Malawi: In the current period of November 2021 to December 2021, about 1.4 million people (7% of the population) are estimated to be experiencing Crisis levels of acute food insecurity (IPC Phase 3) and require urgent humanitarian action to reduce food gaps, protect and restore livelihoods and prevent acute malnutrition. Around 4.4 million people are Stressed (IPC Phase 2) while 13.1 million people are food secure (IPC Phase 1). Out of all rural districts, district towns and cities analysed, 26 areas are classified in IPC Phase 2 (Stressed) while six are classified in IPC Phase 1 (Minimal). No areas are classified in IPC Phase 3 (Crisis) or IPC Phase 4 (Emergency). Out of the 1.4 million people in Crisis (IPC Phase 3), around 186,000 are from urban areas (Mzuzu, Lilongwe, Zomba and Blantyre cities), representing 8% of the urban population, whilst the remaining 1.2 million people are from the rural areas and the Bomas, representing 7% of the rural and Boma population.
Overall, there is concern for the 2021/22 season as rainfall through mid-December has been significantly below average across Madagascar, Malawi, central and northern Mozambique, and northwestern Zimbabwe. Across these areas, drought conditions are ongoing to start the season. Land preparation activities are delayed, and planting has yet to begin across many areas as of November. Crisis (IPC Phase 3) outcomes are ongoing across rainfall deficit areas and areas of northern Mozambique and eastern DRC impacted by continued conflict. Humanitarian assistance in southern Madagascar and Cabo Delgado province in northern Mozambique is improving household food consumption, where Stressed! (IPC Phase 2!) and Crisis! (IPC Phase 3!) outcomes are ongoing, respectively.

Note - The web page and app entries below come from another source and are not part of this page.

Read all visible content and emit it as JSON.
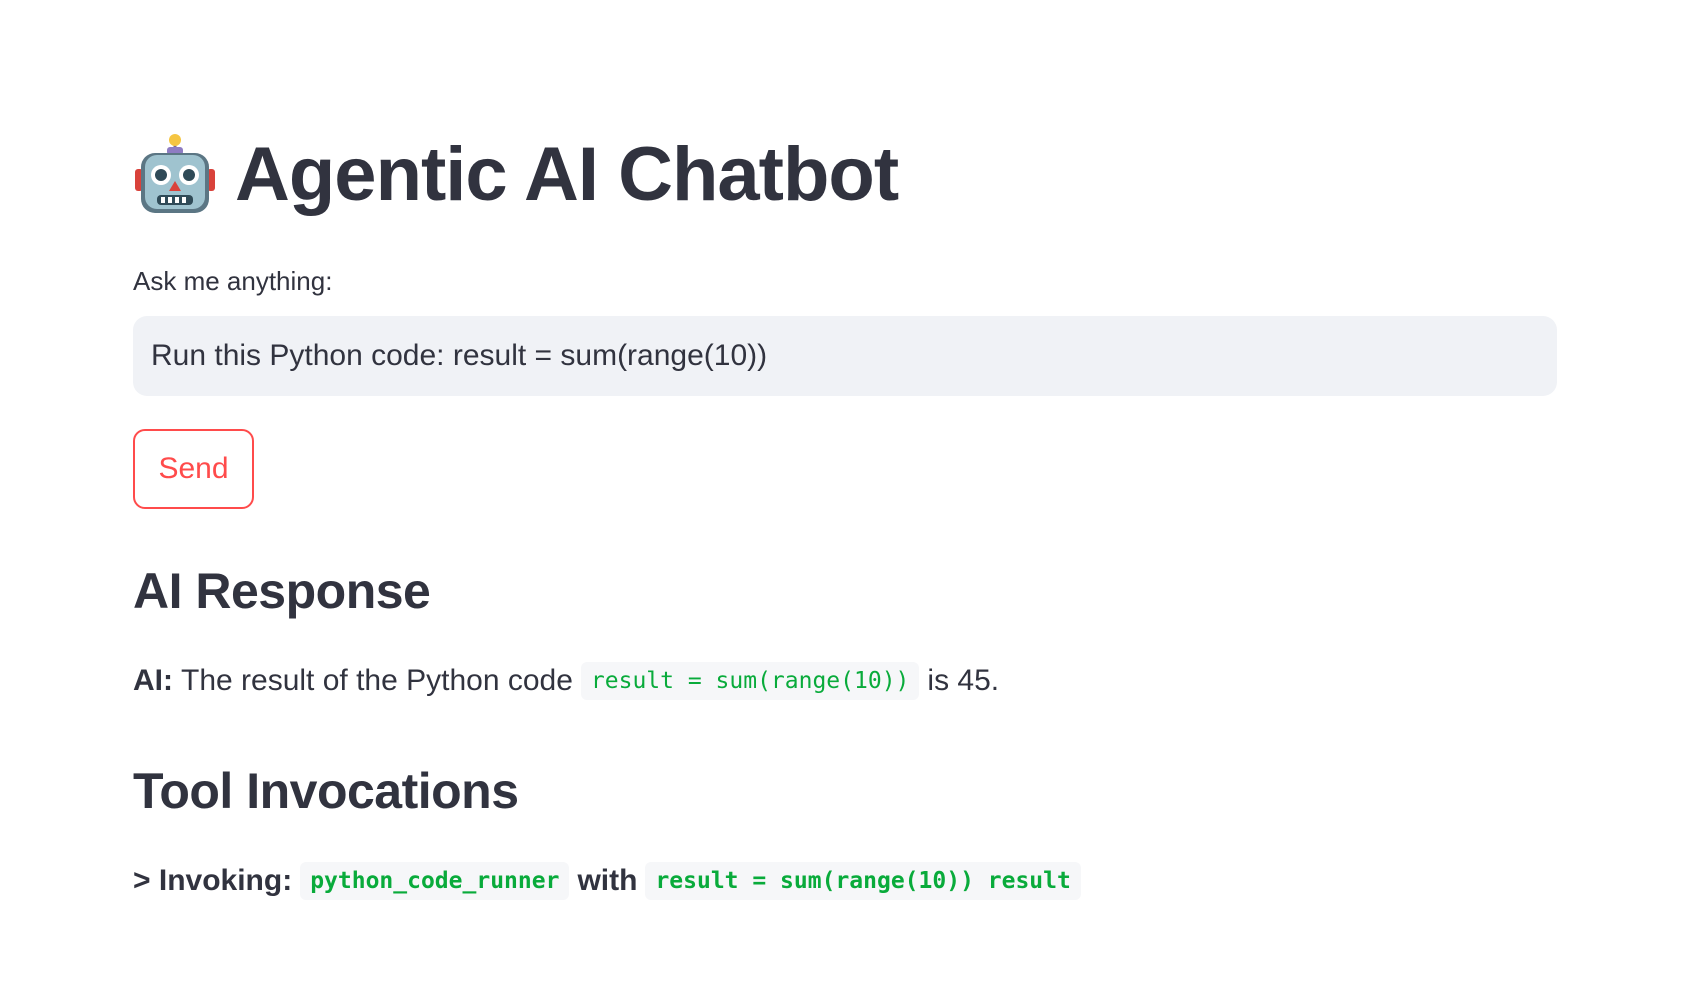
{
  "app": {
    "title_icon": "robot-icon",
    "title": "Agentic AI Chatbot"
  },
  "form": {
    "label": "Ask me anything:",
    "input_value": "Run this Python code: result = sum(range(10))",
    "send_label": "Send"
  },
  "response": {
    "heading": "AI Response",
    "speaker": "AI:",
    "text_before": "The result of the Python code",
    "code": "result = sum(range(10))",
    "text_after": "is 45."
  },
  "tools": {
    "heading": "Tool Invocations",
    "prefix": "> Invoking:",
    "tool_name": "python_code_runner",
    "connector": "with",
    "tool_args": "result = sum(range(10)) result"
  },
  "colors": {
    "accent": "#ff4b4b",
    "code_green": "#09ab3b",
    "input_bg": "#f0f2f6",
    "text": "#31333f"
  }
}
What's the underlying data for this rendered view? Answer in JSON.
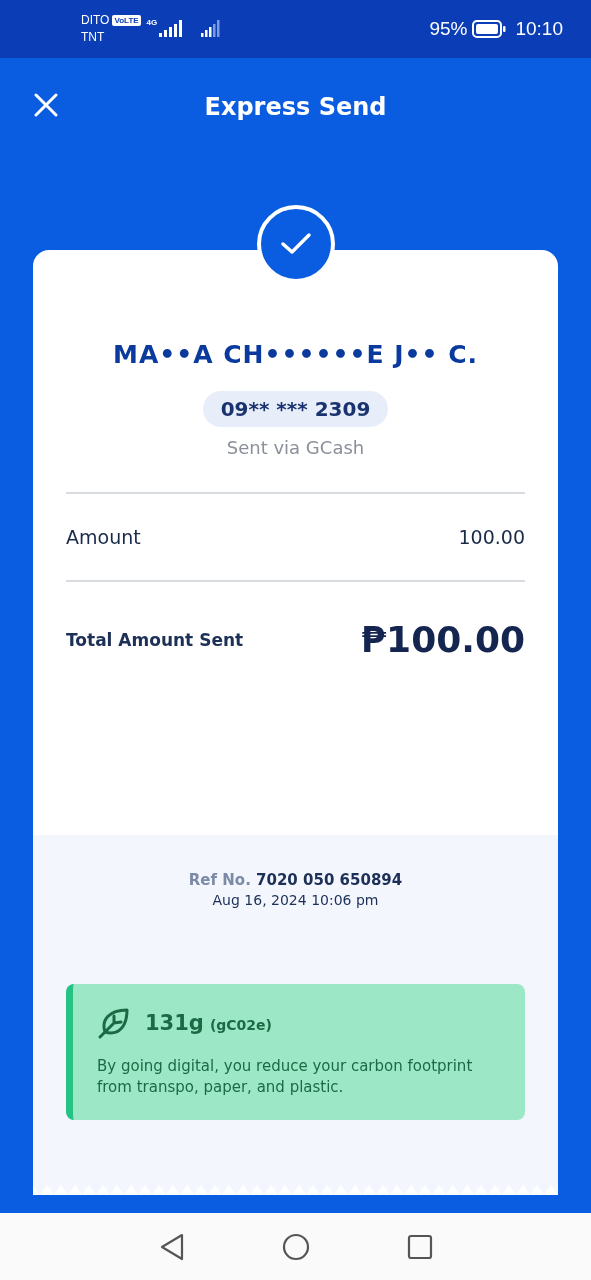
{
  "status_bar": {
    "carrier_1": "DITO",
    "volte_badge": "VoLTE",
    "network": "4G",
    "carrier_2": "TNT",
    "battery_percent": "95%",
    "time": "10:10"
  },
  "header": {
    "title": "Express Send"
  },
  "recipient": {
    "name": "MA••A CH••••••E J•• C.",
    "number": "09** *** 2309",
    "sent_via": "Sent via GCash"
  },
  "details": [
    {
      "label": "Amount",
      "value": "100.00"
    }
  ],
  "total": {
    "label": "Total Amount Sent",
    "value": "₱100.00"
  },
  "reference": {
    "label": "Ref No.",
    "number": "7020 050 650894",
    "date": "Aug 16, 2024 10:06 pm"
  },
  "carbon": {
    "amount": "131g",
    "unit": "(gC02e)",
    "message": "By going digital, you reduce your carbon footprint from transpo, paper, and plastic."
  }
}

Between December 2021 and March 2022, around 336,000 people (29% of the population in Eswatini) are estimated to be facing high acute food insecurity (IPC Phase 3 Crisis or above) and require urgent humanitarian assistance. Of this population, 286,000 people are classified in IPC Phase 3 (Crisis) and 50,000 in IPC Phase 4 (Emergency). An additional 376,000 are classified in IPC Phase 2 (Stressed) and require livelihood support. Compared to the October 2021 – March 2022 projection period from the August 2021 analysis, this update shows a slight deterioration, with a slight increase in the food insecure population in IPC Phase 3 or above in all livelihood zones except for Highveld Cattle and Maize, Timber Highlands and Moist Middleveld, with the latter two having 47% of their households having food stocks lasting more than six months. This update has seen the population projected to be in IPC Phase 3 or above increase by 19,000 people.
Tanzania: For the current period of analysis (November 2021 – April 2022), about 437,000 people, representing 13% of an analysed population of 3.4 million, are estimated to be experiencing high levels of acute food insecurity (IPC Phase 3 or above). Overall, an estimated 22,000 people (1% of the population analysed) are classified in IPC Phase 4 (Emergency) and around 415,000 people (12% of the population analysed) in IPC Phase 3 (Crisis). Around 785,000 people (23% of the population analysed) are classified in IPC Phase 2 (Stressed). Amongst the 14 councils of Tanzania analysed (12 district councils [DCs] and the rural parts of two town councils [TCs]), four councils (Handeni DC, Longido, Mkinga, and Monduli) are classified in IPC Phase 3 (Crisis), with 20% to 30% of their population experiencing high levels of acute food insecurity (Phase 3 or above). The rest of the councils are classified in IPC Phase 2 (Stressed). (IPC, 1 Mar 2022))